Scan the material below for "Import", then return each line that contains it.

Exercise input below:

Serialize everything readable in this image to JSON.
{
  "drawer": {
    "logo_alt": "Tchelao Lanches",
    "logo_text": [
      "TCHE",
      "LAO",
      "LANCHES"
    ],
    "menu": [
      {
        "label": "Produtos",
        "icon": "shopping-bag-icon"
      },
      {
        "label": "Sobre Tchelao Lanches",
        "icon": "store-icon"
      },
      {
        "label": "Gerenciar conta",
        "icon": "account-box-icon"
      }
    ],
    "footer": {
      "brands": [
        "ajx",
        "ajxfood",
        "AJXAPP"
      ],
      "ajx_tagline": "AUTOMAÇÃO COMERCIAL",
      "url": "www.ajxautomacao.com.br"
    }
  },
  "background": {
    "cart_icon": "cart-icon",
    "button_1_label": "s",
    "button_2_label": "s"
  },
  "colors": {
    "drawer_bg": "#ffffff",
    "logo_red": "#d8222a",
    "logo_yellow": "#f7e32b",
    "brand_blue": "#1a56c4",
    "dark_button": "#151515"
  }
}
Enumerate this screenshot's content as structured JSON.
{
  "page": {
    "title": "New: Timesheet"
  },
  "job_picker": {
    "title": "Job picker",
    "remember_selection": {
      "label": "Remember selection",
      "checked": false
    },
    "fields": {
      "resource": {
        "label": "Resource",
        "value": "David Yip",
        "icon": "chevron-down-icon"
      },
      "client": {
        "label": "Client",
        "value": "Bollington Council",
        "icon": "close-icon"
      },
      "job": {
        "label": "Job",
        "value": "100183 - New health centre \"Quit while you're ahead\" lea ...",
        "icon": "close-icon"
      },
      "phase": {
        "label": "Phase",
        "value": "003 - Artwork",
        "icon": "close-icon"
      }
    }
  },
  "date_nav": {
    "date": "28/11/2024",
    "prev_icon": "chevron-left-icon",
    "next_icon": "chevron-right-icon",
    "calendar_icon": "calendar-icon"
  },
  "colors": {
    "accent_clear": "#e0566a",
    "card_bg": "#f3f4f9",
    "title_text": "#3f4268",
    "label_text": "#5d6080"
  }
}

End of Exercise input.
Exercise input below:

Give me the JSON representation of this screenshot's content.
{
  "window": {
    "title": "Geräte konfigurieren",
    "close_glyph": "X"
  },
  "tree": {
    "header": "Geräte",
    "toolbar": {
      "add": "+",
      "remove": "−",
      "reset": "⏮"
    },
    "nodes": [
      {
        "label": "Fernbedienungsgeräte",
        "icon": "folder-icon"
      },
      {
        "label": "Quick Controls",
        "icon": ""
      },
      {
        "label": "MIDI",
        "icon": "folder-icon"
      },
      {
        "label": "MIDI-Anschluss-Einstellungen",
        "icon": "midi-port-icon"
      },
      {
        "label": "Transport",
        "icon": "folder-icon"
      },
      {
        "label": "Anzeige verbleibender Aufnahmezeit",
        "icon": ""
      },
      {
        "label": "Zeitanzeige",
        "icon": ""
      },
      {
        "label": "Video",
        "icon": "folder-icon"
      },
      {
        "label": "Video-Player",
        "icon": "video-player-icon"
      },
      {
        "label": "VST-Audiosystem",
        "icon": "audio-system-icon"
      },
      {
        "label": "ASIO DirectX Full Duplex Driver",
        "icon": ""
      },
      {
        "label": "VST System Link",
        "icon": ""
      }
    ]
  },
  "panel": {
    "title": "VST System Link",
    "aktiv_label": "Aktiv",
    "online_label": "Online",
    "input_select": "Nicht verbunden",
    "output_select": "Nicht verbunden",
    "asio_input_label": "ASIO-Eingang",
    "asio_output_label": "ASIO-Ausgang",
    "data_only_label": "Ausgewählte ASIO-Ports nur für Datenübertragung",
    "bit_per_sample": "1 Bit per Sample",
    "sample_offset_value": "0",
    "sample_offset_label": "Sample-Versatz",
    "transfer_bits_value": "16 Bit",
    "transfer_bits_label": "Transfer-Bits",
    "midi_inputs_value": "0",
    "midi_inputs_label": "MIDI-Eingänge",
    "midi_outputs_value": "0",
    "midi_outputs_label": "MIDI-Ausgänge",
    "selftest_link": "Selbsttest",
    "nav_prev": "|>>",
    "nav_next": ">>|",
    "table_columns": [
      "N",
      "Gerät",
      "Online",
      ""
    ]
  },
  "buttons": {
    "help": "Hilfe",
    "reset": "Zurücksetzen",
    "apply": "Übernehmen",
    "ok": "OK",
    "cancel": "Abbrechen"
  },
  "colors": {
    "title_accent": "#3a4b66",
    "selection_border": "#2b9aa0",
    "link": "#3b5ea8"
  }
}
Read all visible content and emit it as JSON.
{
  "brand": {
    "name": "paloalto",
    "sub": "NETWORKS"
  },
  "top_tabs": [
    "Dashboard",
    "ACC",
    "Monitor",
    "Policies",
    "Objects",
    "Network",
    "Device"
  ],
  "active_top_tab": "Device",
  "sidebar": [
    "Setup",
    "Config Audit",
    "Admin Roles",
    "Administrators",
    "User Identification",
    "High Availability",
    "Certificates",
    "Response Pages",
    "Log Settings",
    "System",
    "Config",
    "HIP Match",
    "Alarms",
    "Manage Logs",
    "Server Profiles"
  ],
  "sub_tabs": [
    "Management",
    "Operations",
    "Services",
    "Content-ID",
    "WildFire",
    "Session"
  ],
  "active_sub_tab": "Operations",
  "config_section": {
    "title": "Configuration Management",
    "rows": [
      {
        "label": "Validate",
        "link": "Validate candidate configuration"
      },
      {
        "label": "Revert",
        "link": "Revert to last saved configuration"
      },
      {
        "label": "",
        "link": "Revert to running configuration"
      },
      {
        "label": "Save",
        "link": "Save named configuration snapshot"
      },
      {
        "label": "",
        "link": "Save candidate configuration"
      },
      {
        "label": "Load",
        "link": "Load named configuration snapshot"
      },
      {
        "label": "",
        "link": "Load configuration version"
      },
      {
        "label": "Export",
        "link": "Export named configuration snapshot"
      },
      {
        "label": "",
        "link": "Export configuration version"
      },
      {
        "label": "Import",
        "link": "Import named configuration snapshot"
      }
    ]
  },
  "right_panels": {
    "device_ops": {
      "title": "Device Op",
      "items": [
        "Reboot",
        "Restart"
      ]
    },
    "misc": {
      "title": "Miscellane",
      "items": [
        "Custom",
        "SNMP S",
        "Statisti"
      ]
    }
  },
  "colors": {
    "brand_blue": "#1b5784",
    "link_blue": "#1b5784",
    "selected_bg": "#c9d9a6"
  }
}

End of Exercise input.

> [Response to the exercise]:
        "label": "Import",
        "link": "Import named configuration snapshot"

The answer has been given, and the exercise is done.